Endogenous retroviruses are a kind of "fossilized" virus for millions of years in our genome. These viral DNA sequences are known as HERV for its acronym in English (human endogenous retrovirus) and make up up to 8% of our genome .
But what are these viruses doing there?
Several research groups have concluded that endogenous retroviruses can secrete proteins and thus potentially affect aspects such as the expression of other genes or the progression of certain diseases. And although they remain inactive throughout life, certain genetic stimuli and mutations can reactivate them .
Even recently a research team from the Swedish University of Lund, in a study published this year in the journal Cell Reports , discovered that endogenous retroviruses can affect the expression of an individual’s genes . And since the DNA of endogenous retroviruses is located in different parts of the genome of each person, this "silencing" mechanism would affect different individuals differently.
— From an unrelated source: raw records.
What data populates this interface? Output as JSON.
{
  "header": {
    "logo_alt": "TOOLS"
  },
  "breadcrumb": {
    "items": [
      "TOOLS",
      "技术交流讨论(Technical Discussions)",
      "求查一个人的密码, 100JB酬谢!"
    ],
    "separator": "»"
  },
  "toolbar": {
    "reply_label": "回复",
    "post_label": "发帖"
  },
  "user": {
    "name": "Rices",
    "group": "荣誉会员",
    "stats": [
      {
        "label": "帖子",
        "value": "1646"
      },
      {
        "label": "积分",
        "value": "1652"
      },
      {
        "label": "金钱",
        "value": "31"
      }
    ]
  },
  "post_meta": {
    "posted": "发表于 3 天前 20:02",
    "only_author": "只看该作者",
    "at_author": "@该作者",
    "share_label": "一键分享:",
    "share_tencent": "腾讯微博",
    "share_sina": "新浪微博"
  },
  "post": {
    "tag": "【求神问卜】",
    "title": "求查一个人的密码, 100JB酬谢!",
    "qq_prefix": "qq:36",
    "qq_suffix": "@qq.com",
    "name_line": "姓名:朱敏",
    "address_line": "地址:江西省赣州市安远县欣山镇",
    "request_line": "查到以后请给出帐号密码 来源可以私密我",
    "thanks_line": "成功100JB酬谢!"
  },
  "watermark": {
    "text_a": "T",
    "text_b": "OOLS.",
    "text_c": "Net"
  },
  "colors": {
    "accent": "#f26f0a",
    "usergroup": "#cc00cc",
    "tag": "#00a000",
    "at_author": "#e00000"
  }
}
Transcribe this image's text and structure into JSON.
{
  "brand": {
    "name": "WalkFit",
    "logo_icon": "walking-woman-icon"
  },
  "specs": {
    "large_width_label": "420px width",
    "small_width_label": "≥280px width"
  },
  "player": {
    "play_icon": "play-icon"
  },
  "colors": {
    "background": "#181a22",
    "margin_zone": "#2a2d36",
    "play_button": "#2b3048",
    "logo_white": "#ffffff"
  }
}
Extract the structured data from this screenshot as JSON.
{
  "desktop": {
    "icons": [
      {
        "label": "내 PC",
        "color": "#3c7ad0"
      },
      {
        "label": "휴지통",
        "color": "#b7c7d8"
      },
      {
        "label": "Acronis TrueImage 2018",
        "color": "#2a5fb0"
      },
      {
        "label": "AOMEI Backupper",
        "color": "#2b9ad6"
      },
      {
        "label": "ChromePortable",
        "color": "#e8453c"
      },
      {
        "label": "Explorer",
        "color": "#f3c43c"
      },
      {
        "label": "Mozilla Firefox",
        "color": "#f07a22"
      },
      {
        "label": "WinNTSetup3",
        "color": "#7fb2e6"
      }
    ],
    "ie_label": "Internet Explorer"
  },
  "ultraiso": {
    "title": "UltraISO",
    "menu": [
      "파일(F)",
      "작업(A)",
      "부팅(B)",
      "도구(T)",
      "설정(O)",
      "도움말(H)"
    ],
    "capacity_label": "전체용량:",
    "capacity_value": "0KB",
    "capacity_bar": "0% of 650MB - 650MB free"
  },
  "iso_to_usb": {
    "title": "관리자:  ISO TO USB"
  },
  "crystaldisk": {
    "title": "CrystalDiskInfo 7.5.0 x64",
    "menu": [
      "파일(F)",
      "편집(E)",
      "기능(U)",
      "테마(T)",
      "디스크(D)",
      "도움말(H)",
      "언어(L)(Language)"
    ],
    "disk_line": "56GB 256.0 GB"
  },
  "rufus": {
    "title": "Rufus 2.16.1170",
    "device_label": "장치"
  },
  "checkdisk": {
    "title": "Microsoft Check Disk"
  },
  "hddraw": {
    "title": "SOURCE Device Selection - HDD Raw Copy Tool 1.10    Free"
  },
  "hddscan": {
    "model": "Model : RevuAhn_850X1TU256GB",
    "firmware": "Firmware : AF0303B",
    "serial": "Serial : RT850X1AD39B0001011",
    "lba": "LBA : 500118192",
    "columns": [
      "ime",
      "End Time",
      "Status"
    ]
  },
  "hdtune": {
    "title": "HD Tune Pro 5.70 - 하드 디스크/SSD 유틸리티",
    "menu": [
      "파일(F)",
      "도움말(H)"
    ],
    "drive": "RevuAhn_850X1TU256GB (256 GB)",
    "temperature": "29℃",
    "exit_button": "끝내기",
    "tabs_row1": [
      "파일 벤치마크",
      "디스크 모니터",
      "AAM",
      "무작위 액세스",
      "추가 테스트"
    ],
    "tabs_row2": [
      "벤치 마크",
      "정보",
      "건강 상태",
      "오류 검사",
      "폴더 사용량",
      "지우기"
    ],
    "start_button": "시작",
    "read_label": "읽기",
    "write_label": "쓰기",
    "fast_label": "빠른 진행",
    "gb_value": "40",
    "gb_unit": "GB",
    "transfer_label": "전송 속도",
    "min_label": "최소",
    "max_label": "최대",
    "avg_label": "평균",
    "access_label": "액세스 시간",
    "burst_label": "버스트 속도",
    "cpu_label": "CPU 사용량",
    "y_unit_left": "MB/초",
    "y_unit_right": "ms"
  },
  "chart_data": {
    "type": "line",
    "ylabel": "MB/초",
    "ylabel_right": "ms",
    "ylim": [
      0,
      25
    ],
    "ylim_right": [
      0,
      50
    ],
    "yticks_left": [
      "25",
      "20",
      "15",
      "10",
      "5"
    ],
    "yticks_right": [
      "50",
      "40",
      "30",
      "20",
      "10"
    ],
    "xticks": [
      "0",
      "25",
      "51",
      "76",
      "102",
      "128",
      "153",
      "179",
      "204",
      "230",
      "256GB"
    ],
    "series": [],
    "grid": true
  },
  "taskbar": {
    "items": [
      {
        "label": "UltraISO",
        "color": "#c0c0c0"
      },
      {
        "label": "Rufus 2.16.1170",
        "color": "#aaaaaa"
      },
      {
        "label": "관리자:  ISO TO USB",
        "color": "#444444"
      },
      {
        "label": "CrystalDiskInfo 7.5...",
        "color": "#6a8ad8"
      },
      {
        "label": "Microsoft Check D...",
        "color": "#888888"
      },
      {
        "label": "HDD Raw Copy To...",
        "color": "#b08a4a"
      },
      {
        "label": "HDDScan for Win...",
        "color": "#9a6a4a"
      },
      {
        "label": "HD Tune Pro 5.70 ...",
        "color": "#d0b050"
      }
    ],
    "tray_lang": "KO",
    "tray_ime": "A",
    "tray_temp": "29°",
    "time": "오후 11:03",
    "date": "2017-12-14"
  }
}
However, this area of research is still little explored and HERVs could have influences still unknown on us.